The polar vortex follows on a year of extreme weather events that have raised alarm about climate change. We have seen devastating hurricanes and forest fires. A recent UN report claims that without a radical lowering of carbon emissions, we may have only twelve years of much more cataclysmic events before a massive rise of sea levels become inevitable.
Capitalism and the billionaire class has left our communities everywhere vulnerable to disaster. In the Midwest, more than 50,000 homes lost electricity during the worst periods of life-threatening cold temperatures. Urgent messages went out to all Xcel Energy customers in Minnesota that an even greater catastrophic failure of the energy grid was possibile if all customers did not reduce their thermostats to 55 degrees.
This raises further questions about the aging infrastructure in the U.S., which is crumbling, outdated and dependent on fossil fuels.

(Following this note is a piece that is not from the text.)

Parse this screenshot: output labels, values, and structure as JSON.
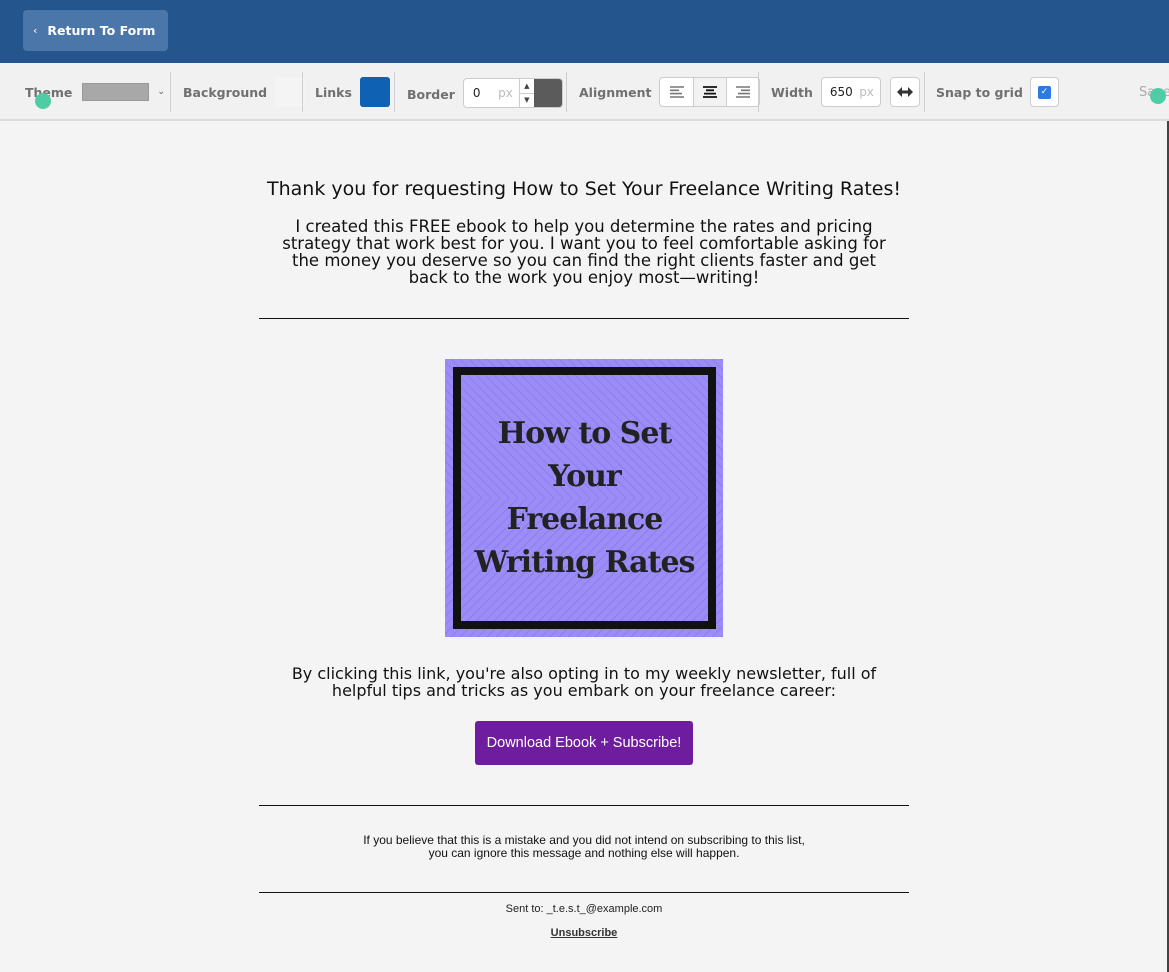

The idea of a Green New Deal, pushed by environmental activists and given strong support by democratic socialist representative Alexandria Ocasio-Cortez points in the right direction. We urgently need massive public works programs, paid for by the rich and employing unionized labor, to put millions of people to work to help repair and upgrade the country’s rotting infrastructure; retrofit buildings with energy saving technology; repair and rebuild seawalls; modernize our energy grid; and transition the economy to renewable energy sources as rapidly as possible.
Such a plan cannot rely on the private, for-profit sector who care more about profits than the urgent need to defend communities from extreme weather and rising oceans. In California, the private for-profit energy company PG&E and its faulty and outdated equipment, is responsible for many of the most devastating forest fires, including the recent Camp Fire that destroyed the entire town of Paradise. Rather than investing in the needed maintenance works, it has been more profitable for PG&E to let its facilities rot and start fires. It’s more profitable for Big Oil to keep drilling than to begin investing its vast resources in a rapid transition to renewable energy.
The logic of capitalism means big business puts profits before the lives of working people – and actively stands in the way of the change that is needed. To break this blockage, the big energy companies, and the banks that fund them, must be brought into public ownership under the control of elected committees of workers and the public. On this basis, resources and the most modern technology could be redirected to a democratically agreed plan to develop clean energy and upgrade infrastructure.
To win over workers and unions in fossil fuel industries – whose social power can play a key role in defeating the big oil bosses – we need to guarantee the right to a just transition for all workers in those industries, with adequate compensation and retraining for them and their families. A movement led by the working class to combat climate change will not leave communities to suffer the way big business has neglected former mining communities in West Virginia or communities in the rust belt in the Midwest.
Capitalism is literally addicted to fossil fuels and stands in the way of doing what is needed. Only a socialist economy based on democratic planning can meet the challenges posed by climate change.
Right now, we need to build an active fightback of millions of people centered on the power of working people. We need to campaign for the environmental movement to build links with the unions, and for unions to break with the Democratic Party’s corporate establishment and help lead a united fight against the billionaire class.
As the effects of climate change worsen, we should be confident that working people will fight back. The “yellow vest” movement in France shows what is possible. For over two months, tens of thousands of people have been waging a revolt against the “government of the rich” under President Macron, and his attempts to offload the cost of the climate crisis onto workers.
This latest example of extreme weather in the Midwest further underlines the need for working people to take the lead in the fight against climate change and the reactionary capitalist system that stands in the way..